Four years ago in a speech to the Hong Kong and Macao delegation to celebrate the 40th anniversary of the country’s Reform and Opening-up, President Xi Jinping expressed his four hopes for Hong Kong and Macao, namely, more proactively contributing to the country’s new round of opening-up, more proactively integrating into the country’s overall development, more proactively participating in national governance, and more proactively promoting exchanges of humanities on the international level. The words that I would borrow today are “more proactively”. Opportunities for Hong Kong to connect the GBA to RCEP will remain no more than opportunities unless and until we turn them into realities - realities of economic and social progress.
So far this year, I have spent 109 days in the Mainland, mostly in Guangdong. I am constantly impressed by the developments there, not only in terms of speed, but also the quality of growth, the progressive outlook and the new approaches. Put simply, one has to see them to believe them, and one has to be on the ground to make things happen.
Distinguished guests, ladies and gentlemen, for two years now, physical contacts between Hong Kong and the Guangdong GBA cities have been seriously interrupted by the COVID-19 pandemic. The effects of “didn’t know” （不知道）between the two sides are aggravating.
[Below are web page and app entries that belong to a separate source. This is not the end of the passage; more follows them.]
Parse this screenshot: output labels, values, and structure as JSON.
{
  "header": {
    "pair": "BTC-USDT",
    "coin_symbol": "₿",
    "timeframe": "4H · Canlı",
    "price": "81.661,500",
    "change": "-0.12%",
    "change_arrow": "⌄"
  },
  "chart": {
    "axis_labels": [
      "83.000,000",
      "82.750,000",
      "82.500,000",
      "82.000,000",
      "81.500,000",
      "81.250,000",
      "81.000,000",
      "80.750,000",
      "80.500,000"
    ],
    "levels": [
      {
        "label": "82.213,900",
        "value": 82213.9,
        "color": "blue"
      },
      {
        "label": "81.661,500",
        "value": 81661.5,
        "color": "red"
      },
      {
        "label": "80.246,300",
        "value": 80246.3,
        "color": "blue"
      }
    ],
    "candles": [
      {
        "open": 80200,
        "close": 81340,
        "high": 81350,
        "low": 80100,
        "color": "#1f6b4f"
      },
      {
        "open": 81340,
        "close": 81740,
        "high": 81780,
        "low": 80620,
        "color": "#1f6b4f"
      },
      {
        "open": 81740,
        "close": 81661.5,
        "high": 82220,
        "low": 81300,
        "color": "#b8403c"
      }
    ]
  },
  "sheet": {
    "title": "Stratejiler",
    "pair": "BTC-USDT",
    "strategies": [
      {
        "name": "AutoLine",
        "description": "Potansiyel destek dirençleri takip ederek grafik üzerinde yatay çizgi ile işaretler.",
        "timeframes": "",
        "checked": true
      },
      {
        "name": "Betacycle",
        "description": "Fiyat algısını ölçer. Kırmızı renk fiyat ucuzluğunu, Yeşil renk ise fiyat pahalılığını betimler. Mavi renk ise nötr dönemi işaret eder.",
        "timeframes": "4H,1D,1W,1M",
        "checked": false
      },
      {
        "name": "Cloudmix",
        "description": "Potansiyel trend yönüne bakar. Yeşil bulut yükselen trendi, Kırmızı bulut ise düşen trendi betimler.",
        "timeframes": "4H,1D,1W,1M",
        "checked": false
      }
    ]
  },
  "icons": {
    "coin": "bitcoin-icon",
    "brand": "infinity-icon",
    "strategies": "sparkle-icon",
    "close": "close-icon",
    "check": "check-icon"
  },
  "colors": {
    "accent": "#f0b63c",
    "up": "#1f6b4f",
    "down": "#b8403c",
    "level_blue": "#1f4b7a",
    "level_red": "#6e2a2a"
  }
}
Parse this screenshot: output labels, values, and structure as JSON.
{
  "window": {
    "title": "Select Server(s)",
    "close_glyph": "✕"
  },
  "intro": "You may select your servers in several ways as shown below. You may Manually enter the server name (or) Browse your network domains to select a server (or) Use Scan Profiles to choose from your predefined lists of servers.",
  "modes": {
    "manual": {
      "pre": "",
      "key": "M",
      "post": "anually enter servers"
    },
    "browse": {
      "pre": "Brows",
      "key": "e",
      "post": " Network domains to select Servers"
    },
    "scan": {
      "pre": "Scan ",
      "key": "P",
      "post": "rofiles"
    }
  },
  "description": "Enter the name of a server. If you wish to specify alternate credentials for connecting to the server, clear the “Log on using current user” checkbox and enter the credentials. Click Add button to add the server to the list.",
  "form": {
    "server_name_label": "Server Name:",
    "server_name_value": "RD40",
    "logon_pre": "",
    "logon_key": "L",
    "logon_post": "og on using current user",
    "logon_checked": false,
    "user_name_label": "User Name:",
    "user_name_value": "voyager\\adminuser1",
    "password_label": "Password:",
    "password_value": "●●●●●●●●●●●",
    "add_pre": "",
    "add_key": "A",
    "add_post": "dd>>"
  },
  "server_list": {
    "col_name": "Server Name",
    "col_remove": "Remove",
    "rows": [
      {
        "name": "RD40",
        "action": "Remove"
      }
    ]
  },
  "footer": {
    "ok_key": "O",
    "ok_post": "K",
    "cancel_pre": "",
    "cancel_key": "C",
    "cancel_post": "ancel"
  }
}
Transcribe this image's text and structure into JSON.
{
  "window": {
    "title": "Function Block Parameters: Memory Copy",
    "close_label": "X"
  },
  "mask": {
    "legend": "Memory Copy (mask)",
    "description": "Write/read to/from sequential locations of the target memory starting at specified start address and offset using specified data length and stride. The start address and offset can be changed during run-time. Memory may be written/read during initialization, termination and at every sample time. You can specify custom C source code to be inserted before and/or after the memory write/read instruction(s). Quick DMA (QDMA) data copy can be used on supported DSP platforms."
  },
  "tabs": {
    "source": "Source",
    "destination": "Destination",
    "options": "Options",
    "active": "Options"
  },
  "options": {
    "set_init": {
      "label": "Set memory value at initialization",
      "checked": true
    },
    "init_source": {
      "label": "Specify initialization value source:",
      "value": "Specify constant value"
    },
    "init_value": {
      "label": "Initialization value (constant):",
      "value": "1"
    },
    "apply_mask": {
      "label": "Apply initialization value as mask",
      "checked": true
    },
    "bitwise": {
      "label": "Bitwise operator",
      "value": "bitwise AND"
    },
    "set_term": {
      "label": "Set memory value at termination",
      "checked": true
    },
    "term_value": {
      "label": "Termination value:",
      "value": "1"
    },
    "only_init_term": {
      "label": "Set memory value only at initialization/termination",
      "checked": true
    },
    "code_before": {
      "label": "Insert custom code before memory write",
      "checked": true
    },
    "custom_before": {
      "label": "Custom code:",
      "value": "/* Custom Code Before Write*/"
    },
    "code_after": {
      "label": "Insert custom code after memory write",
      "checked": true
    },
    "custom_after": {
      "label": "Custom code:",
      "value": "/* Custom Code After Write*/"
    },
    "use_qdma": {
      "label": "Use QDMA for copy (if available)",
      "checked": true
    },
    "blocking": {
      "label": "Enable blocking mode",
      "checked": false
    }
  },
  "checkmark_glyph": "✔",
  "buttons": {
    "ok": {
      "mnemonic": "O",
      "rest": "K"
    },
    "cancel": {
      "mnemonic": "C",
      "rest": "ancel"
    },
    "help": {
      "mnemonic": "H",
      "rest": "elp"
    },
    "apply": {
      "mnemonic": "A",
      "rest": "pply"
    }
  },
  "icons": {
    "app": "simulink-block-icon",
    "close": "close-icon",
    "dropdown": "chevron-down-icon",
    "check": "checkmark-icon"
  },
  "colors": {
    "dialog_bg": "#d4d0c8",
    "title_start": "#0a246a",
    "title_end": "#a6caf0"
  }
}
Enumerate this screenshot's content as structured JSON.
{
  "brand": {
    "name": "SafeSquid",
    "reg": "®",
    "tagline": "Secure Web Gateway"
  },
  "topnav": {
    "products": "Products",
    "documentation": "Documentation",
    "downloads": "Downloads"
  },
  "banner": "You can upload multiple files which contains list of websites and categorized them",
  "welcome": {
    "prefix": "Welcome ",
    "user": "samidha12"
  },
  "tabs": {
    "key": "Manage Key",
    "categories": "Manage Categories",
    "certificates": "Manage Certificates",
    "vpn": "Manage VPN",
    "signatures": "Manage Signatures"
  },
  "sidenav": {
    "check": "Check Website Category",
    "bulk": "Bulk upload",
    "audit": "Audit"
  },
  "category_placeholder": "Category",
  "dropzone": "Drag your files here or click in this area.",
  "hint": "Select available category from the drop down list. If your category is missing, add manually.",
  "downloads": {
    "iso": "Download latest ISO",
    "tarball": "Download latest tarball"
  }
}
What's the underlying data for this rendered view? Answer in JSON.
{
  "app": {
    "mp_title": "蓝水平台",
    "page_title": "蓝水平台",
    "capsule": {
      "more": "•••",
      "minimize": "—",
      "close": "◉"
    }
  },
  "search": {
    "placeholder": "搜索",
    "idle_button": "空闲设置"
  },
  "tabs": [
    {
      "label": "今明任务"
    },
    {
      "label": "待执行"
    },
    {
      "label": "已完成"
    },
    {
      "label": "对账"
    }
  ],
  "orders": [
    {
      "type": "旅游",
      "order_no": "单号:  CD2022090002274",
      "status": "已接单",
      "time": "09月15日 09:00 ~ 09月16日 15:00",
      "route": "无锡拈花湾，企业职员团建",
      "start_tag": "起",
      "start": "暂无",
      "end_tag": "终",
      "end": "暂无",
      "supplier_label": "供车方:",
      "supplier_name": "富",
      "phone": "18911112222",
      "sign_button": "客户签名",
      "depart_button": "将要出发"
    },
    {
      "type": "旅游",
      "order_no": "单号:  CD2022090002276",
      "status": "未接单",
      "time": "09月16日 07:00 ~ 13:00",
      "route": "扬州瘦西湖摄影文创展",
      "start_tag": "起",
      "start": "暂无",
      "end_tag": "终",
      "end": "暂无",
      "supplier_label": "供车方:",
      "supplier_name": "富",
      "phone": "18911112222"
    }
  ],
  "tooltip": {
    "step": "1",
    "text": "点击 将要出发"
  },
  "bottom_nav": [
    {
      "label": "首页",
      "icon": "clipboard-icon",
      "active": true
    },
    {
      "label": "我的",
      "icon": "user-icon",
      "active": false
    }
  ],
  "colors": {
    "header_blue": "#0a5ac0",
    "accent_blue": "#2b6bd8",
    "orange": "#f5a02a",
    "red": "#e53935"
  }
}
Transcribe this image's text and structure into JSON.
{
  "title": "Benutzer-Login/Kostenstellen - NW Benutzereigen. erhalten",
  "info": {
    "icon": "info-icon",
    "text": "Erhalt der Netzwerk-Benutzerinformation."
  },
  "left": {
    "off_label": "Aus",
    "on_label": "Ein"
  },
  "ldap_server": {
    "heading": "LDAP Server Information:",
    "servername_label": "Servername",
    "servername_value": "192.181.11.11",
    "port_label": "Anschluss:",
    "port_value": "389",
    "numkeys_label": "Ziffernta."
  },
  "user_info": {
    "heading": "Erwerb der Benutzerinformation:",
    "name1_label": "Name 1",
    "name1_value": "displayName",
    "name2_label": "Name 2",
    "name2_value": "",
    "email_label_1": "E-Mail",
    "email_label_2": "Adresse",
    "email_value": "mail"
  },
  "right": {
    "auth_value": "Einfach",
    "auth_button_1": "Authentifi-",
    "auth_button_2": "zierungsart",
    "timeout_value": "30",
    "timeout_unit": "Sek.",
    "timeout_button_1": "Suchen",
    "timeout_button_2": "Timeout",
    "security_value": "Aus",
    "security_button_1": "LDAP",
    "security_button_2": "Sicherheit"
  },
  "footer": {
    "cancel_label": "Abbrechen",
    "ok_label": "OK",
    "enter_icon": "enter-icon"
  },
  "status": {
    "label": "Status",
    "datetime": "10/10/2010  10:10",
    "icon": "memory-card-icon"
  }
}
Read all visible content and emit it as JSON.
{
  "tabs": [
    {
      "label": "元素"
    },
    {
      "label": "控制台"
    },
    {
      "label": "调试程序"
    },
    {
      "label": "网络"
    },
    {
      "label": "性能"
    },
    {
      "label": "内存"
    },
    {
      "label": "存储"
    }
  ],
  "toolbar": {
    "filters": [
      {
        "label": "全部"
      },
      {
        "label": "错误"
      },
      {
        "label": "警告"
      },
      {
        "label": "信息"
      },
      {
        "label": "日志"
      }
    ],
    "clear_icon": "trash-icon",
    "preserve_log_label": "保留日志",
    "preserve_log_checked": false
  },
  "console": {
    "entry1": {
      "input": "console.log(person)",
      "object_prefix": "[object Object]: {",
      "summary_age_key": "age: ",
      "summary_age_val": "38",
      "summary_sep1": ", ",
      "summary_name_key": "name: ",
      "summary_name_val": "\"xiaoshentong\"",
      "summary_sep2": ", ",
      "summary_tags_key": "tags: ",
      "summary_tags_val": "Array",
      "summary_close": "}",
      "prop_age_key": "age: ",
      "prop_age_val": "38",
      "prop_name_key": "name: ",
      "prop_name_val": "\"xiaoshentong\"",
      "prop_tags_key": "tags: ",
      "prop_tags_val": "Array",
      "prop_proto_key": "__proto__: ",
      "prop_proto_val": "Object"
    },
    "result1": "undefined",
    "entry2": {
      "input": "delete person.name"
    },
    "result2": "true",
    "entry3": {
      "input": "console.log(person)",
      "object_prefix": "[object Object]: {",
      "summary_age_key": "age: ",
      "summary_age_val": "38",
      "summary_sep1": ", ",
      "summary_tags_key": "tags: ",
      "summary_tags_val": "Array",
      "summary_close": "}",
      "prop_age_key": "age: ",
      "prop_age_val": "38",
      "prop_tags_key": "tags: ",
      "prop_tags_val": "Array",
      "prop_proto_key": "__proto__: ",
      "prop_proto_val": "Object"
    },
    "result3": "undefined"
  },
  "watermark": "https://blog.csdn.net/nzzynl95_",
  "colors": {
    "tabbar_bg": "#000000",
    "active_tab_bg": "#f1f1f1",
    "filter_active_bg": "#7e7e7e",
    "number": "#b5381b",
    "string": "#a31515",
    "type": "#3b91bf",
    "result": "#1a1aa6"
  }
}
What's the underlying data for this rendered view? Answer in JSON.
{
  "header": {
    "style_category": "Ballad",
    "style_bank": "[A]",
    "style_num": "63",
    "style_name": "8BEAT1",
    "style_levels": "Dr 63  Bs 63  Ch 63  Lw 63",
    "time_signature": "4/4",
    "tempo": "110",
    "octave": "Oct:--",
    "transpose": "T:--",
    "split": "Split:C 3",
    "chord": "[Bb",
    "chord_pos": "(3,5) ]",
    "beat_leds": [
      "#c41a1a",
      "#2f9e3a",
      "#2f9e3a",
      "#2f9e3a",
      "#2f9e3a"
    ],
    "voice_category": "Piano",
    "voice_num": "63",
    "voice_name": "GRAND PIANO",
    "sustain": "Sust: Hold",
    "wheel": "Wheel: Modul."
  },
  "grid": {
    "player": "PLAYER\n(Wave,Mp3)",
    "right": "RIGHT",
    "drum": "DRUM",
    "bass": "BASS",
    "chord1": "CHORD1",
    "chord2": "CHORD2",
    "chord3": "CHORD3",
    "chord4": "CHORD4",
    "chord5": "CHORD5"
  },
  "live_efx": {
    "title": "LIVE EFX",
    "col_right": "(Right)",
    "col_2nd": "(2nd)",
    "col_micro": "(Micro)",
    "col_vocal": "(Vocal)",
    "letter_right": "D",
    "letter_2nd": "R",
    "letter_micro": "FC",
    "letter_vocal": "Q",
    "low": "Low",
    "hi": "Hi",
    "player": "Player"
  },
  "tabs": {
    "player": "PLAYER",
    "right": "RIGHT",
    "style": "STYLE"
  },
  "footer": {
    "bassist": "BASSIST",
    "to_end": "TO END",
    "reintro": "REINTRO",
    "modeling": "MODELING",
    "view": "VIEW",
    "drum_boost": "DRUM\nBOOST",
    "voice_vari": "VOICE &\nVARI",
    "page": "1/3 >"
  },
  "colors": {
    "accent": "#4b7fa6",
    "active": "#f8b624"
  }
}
When the boundary check-points are re-opened, albeit partially, Hong Kong has to execute a catch-up plan. We should launch a global publicity campaign to tell our RCEP partners that Hong Kong the super-connector is back in business, and that Hong Kong has a unique role in the GBA. Among the first batches of exempted travellers into Guangdong should be policy researchers, representatives of professional bodies, local and foreign business chambers, the media, and foreign governments. The chambers and professional bodies should have permanent staff in Guangdong to roam and explore, to re-build and extend our relationships, to expand our knowledge base and to help local and foreign businesses based in Hong Kong turn RCEP opportunities into results for all in the Greater Bay Area.
HONG KONG NEWS